Et in Arcadia Ego
, a new exhibition at the Thornton Room in Chelsea, examines the intersection and overlap of natural and man-made landscapes. With the title, roughly translated from Latin, “I am in pastoral utopia,” the show, curated by Blanca de la Torre and Juanli Carrion, could easily devolve into a Nature equals Good, City equals Bad equation. Instead, the way the six artists explore the topic is not so divisive or stale. The work tends to engage the subject from the side, generating surreal results. At the end any answers are farther off than before viewing the work, and this ambiguity is show’s strength. It prevents the viewer from standing too sure-footed and jumping ahead to conclusions and prejudices.
In the modest gallery space, Chus Garcia-Fraile 's video Protected Zone
is projected in the front window. In the piece, an escalator is placed in a lush forest, running like a waterfall in reverse. The device sits seamlessly in the forest. The viewer knows these components should not co-exist, save perhaps in some Wow-Me mall in Dubai where ski-slopes and the world's largest-something-or-other are commonplace. But here the relationship is eerily correct. Recalling the tension of Michael Heizer's Double Negative
—platonic geometry thrust into a rustic landscape—two clearly opposing conditions go deep into dialogue (or not) with each other, forcing us to decide which reading is correct—nature, man-made, or a combination.
Carlos Irijalba's video Twilight
uses artificial light as a gateway into natural and synthetic landscapes. The video begins with the viewer above an empty soccer stadium where an array of stadium klieg lights flicker on as twilight arrives. With gentle thrumming of the city beyond, the lights run through varying colors until they hit their hottest white light. Dropping down and hovering above the perfectly manicured grass pitch, the light and flora are shown in their most synthetic and controlled states. Relocating to a forest at twilight, a generator rumbles on and the same array of lights reveals a very different context. Standing like the Monolith from Arthur C. Clarke's 2001: A Space Odyssey
the lights are clearly alien among the trees and insects. What does the light Monolith bring to the forest? Simple illumination? Does it turn the forest into an overly dramatic movie setting or bring an impending sense of destruction? Or perhaps a sense of detached and bemused sentimentality?
With a different sensibility, the photographic works Catastrophes

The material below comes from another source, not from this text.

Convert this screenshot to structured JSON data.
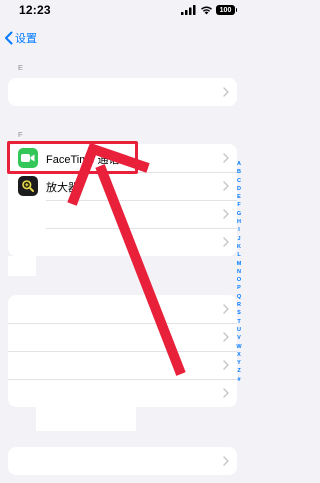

by Christoph Draeger recall newspaper disaster images. With child-like earnestness, the images show the apparent aftermath of a plant explosion and a tornado strike. The cheekily morbid images, familiar at first glance, quickly reveal they are deliberate constructed narratives. Both pieces in fact are careful staged and photographed models. The fabricated horrors are so thoroughly executed it is difficult to suppress a smile at their morbid nature. But this inversion of bleak sadness leads to a pause. How often do we gloss over these situations in the media with a mild sense of loss, but a greater sense of relief because they are far away? Draeger directly engages the terror, readdressing them as modern fables and foibles. We look at the images as a whole and then trace through to see how they are made. In the deep scanning and study we see fresh the nature and complexities of real world catastrophes.

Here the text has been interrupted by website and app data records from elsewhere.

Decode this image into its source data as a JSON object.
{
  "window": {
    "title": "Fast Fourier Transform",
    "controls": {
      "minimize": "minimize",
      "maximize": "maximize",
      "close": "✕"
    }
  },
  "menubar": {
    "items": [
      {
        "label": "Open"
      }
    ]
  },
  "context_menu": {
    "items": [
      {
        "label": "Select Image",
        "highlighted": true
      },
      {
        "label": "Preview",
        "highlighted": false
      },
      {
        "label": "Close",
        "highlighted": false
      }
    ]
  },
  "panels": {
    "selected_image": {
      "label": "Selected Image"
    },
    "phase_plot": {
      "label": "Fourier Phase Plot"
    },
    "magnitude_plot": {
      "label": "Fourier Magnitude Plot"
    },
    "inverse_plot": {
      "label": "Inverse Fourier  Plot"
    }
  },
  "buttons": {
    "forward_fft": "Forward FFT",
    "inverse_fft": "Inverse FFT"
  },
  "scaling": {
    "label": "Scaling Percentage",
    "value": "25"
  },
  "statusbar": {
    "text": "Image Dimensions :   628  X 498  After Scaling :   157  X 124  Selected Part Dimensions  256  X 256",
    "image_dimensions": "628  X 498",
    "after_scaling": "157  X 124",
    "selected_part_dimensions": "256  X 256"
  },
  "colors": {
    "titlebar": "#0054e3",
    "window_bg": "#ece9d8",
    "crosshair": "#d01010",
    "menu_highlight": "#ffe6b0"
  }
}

By far the most architectural and accessible but also most troubling piece is J.G. Zimmerman's Dystopia Series: Suburbia
(above). In a 24 minute video satellite images of suburbs run by leisurely, hypnotizing as the landscape morphs from one familiar suburban fabric into the next. Initially appearing like a lazy Google Earth, the video is actually a deftly crafted piece of art. By specifically removing details and cues of inhabitation—there are no cars or people—we are left only with houses, streets and a smattering of grass and trees. It would too easy to jump to the conclusion that a suburban existence equals the Boring Life, but the artist sidesteps this reactionary reading. Recalling photos by Hilla and Bernd Becher studying industrial archetypes Zimmerman bends our perception of reality. Even while carpet-bombing the landscape with familiar suburban quadrants, we see an odd duality of sameness and differences everywhere. The effect is spellbinding and disturbing leaving us wondering what is real and what is simulacra – in both the video and real-life.

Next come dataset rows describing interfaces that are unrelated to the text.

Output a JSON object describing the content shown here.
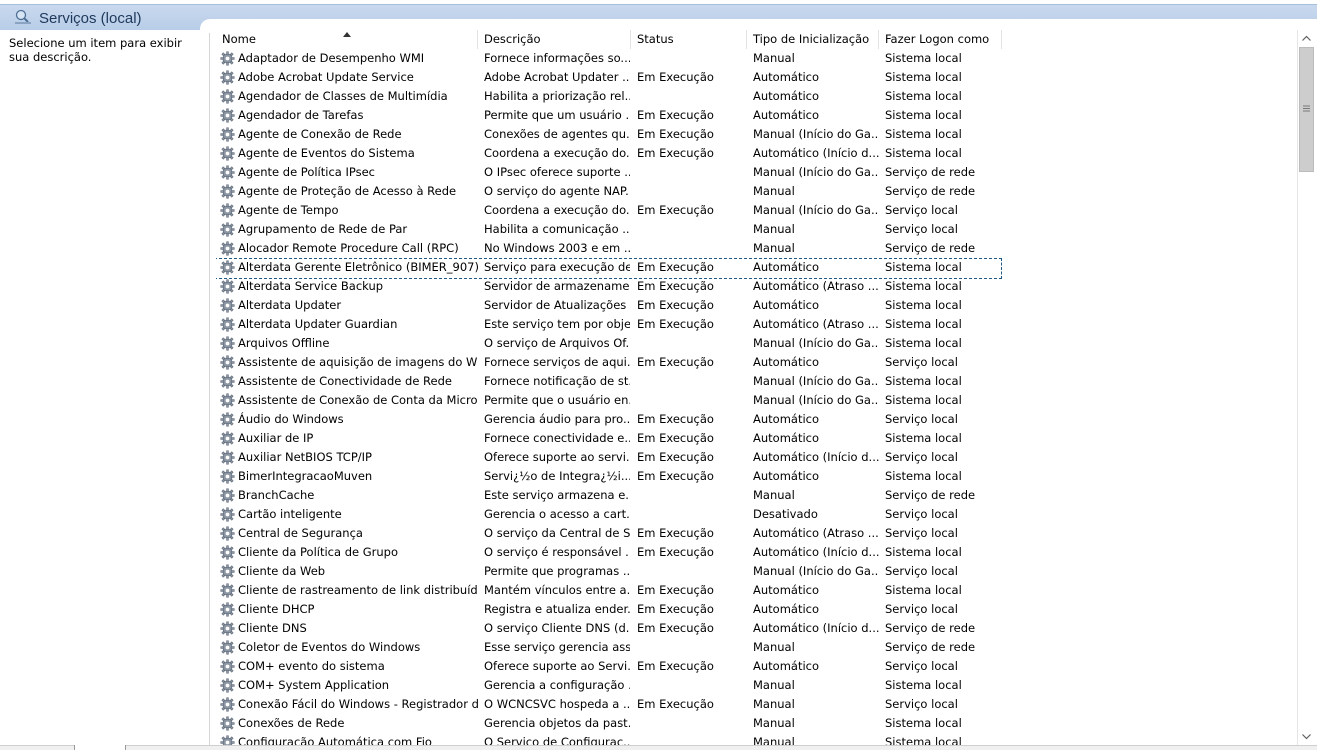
{
  "header": {
    "title": "Serviços (local)",
    "icon": "services-magnifier-icon"
  },
  "description_pane": {
    "text": "Selecione um item para exibir sua descrição."
  },
  "columns": [
    "Nome",
    "Descrição",
    "Status",
    "Tipo de Inicialização",
    "Fazer Logon como"
  ],
  "sort": {
    "column": "Nome",
    "direction": "ascending"
  },
  "rows": [
    {
      "name": "Adaptador de Desempenho WMI",
      "desc": "Fornece informações so...",
      "status": "",
      "start": "Manual",
      "logon": "Sistema local"
    },
    {
      "name": "Adobe Acrobat Update Service",
      "desc": "Adobe Acrobat Updater ...",
      "status": "Em Execução",
      "start": "Automático",
      "logon": "Sistema local"
    },
    {
      "name": "Agendador de Classes de Multimídia",
      "desc": "Habilita a priorização rel...",
      "status": "",
      "start": "Automático",
      "logon": "Sistema local"
    },
    {
      "name": "Agendador de Tarefas",
      "desc": "Permite que um usuário ...",
      "status": "Em Execução",
      "start": "Automático",
      "logon": "Sistema local"
    },
    {
      "name": "Agente de Conexão de Rede",
      "desc": "Conexões de agentes qu...",
      "status": "Em Execução",
      "start": "Manual (Início do Ga...",
      "logon": "Sistema local"
    },
    {
      "name": "Agente de Eventos do Sistema",
      "desc": "Coordena a execução do...",
      "status": "Em Execução",
      "start": "Automático (Início d...",
      "logon": "Sistema local"
    },
    {
      "name": "Agente de Política IPsec",
      "desc": "O IPsec oferece suporte ...",
      "status": "",
      "start": "Manual (Início do Ga...",
      "logon": "Serviço de rede"
    },
    {
      "name": "Agente de Proteção de Acesso à Rede",
      "desc": "O serviço do agente NAP...",
      "status": "",
      "start": "Manual",
      "logon": "Serviço de rede"
    },
    {
      "name": "Agente de Tempo",
      "desc": "Coordena a execução do...",
      "status": "Em Execução",
      "start": "Manual (Início do Ga...",
      "logon": "Serviço local"
    },
    {
      "name": "Agrupamento de Rede de Par",
      "desc": "Habilita a comunicação ...",
      "status": "",
      "start": "Manual",
      "logon": "Serviço local"
    },
    {
      "name": "Alocador Remote Procedure Call (RPC)",
      "desc": "No Windows 2003 e em ...",
      "status": "",
      "start": "Manual",
      "logon": "Serviço de rede"
    },
    {
      "name": "Alterdata Gerente Eletrônico (BIMER_907)",
      "desc": "Serviço para execução de...",
      "status": "Em Execução",
      "start": "Automático",
      "logon": "Sistema local",
      "focused": true
    },
    {
      "name": "Alterdata Service Backup",
      "desc": "Servidor de armazename...",
      "status": "Em Execução",
      "start": "Automático (Atraso ...",
      "logon": "Sistema local"
    },
    {
      "name": "Alterdata Updater",
      "desc": "Servidor de Atualizações ...",
      "status": "Em Execução",
      "start": "Automático",
      "logon": "Sistema local"
    },
    {
      "name": "Alterdata Updater Guardian",
      "desc": "Este serviço tem por obje...",
      "status": "Em Execução",
      "start": "Automático (Atraso ...",
      "logon": "Sistema local"
    },
    {
      "name": "Arquivos Offline",
      "desc": "O serviço de Arquivos Of...",
      "status": "",
      "start": "Manual (Início do Ga...",
      "logon": "Sistema local"
    },
    {
      "name": "Assistente de aquisição de imagens do Win...",
      "desc": "Fornece serviços de aqui...",
      "status": "Em Execução",
      "start": "Automático",
      "logon": "Serviço local"
    },
    {
      "name": "Assistente de Conectividade de Rede",
      "desc": "Fornece notificação de st...",
      "status": "",
      "start": "Manual (Início do Ga...",
      "logon": "Sistema local"
    },
    {
      "name": "Assistente de Conexão de Conta da Micros...",
      "desc": "Permite que o usuário en...",
      "status": "",
      "start": "Manual (Início do Ga...",
      "logon": "Sistema local"
    },
    {
      "name": "Áudio do Windows",
      "desc": "Gerencia áudio para pro...",
      "status": "Em Execução",
      "start": "Automático",
      "logon": "Serviço local"
    },
    {
      "name": "Auxiliar de IP",
      "desc": "Fornece conectividade e...",
      "status": "Em Execução",
      "start": "Automático",
      "logon": "Sistema local"
    },
    {
      "name": "Auxiliar NetBIOS TCP/IP",
      "desc": "Oferece suporte ao servi...",
      "status": "Em Execução",
      "start": "Automático (Início d...",
      "logon": "Serviço local"
    },
    {
      "name": "BimerIntegracaoMuven",
      "desc": "Servi¿½o de Integra¿½i...",
      "status": "Em Execução",
      "start": "Automático",
      "logon": "Sistema local"
    },
    {
      "name": "BranchCache",
      "desc": "Este serviço armazena e...",
      "status": "",
      "start": "Manual",
      "logon": "Serviço de rede"
    },
    {
      "name": "Cartão inteligente",
      "desc": "Gerencia o acesso a cart...",
      "status": "",
      "start": "Desativado",
      "logon": "Serviço local"
    },
    {
      "name": "Central de Segurança",
      "desc": "O serviço da Central de S...",
      "status": "Em Execução",
      "start": "Automático (Atraso ...",
      "logon": "Serviço local"
    },
    {
      "name": "Cliente da Política de Grupo",
      "desc": "O serviço é responsável ...",
      "status": "Em Execução",
      "start": "Automático (Início d...",
      "logon": "Sistema local"
    },
    {
      "name": "Cliente da Web",
      "desc": "Permite que programas ...",
      "status": "",
      "start": "Manual (Início do Ga...",
      "logon": "Serviço local"
    },
    {
      "name": "Cliente de rastreamento de link distribuído",
      "desc": "Mantém vínculos entre a...",
      "status": "Em Execução",
      "start": "Automático",
      "logon": "Sistema local"
    },
    {
      "name": "Cliente DHCP",
      "desc": "Registra e atualiza ender...",
      "status": "Em Execução",
      "start": "Automático",
      "logon": "Serviço local"
    },
    {
      "name": "Cliente DNS",
      "desc": "O serviço Cliente DNS (d...",
      "status": "Em Execução",
      "start": "Automático (Início d...",
      "logon": "Serviço de rede"
    },
    {
      "name": "Coletor de Eventos do Windows",
      "desc": "Esse serviço gerencia assi...",
      "status": "",
      "start": "Manual",
      "logon": "Serviço de rede"
    },
    {
      "name": "COM+ evento do sistema",
      "desc": "Oferece suporte ao Servi...",
      "status": "Em Execução",
      "start": "Automático",
      "logon": "Serviço local"
    },
    {
      "name": "COM+ System Application",
      "desc": "Gerencia a configuração ...",
      "status": "",
      "start": "Manual",
      "logon": "Sistema local"
    },
    {
      "name": "Conexão Fácil do Windows - Registrador de...",
      "desc": "O WCNCSVC hospeda a ...",
      "status": "Em Execução",
      "start": "Manual",
      "logon": "Serviço local"
    },
    {
      "name": "Conexões de Rede",
      "desc": "Gerencia objetos da past...",
      "status": "",
      "start": "Manual",
      "logon": "Sistema local"
    },
    {
      "name": "Configuração Automática com Fio",
      "desc": "O Serviço de Configurac...",
      "status": "",
      "start": "Manual",
      "logon": "Sistema local"
    }
  ],
  "row_icon": "service-gear-icon",
  "scrollbar": {
    "up_icon": "scroll-up-arrow-icon",
    "down_icon": "scroll-down-arrow-icon"
  }
}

Rob Carter's Landscaping II
is a large-scale print of plants growing literally up and through folded, cutout images of traditional buildings. A recurring theme for Carter, nature reclaiming urban territory, in the piece he places two different scales together (real life plants within the tiny pictures of historic buildings) and allows the intermingling to commence. There is no good or bad, winner or loser, only a snap shot of a process. Shot strongly in black and white and printed large scale, the picture is harder to decipher then if it was shown in color and in 1:1 scale. Carter obscures legibility, creating a situation where he and the audience are both first time viewers of this creation. Everyone, artist and viewer, have wait for allow the process to unfold. And all we can do is to try to understand the equilibrium, if there is one, and ponder where the process might lead us next.
Et in Arcadia Ego
runs through May 23rd at the Thornton Room, 150 West 25th Street, New York City.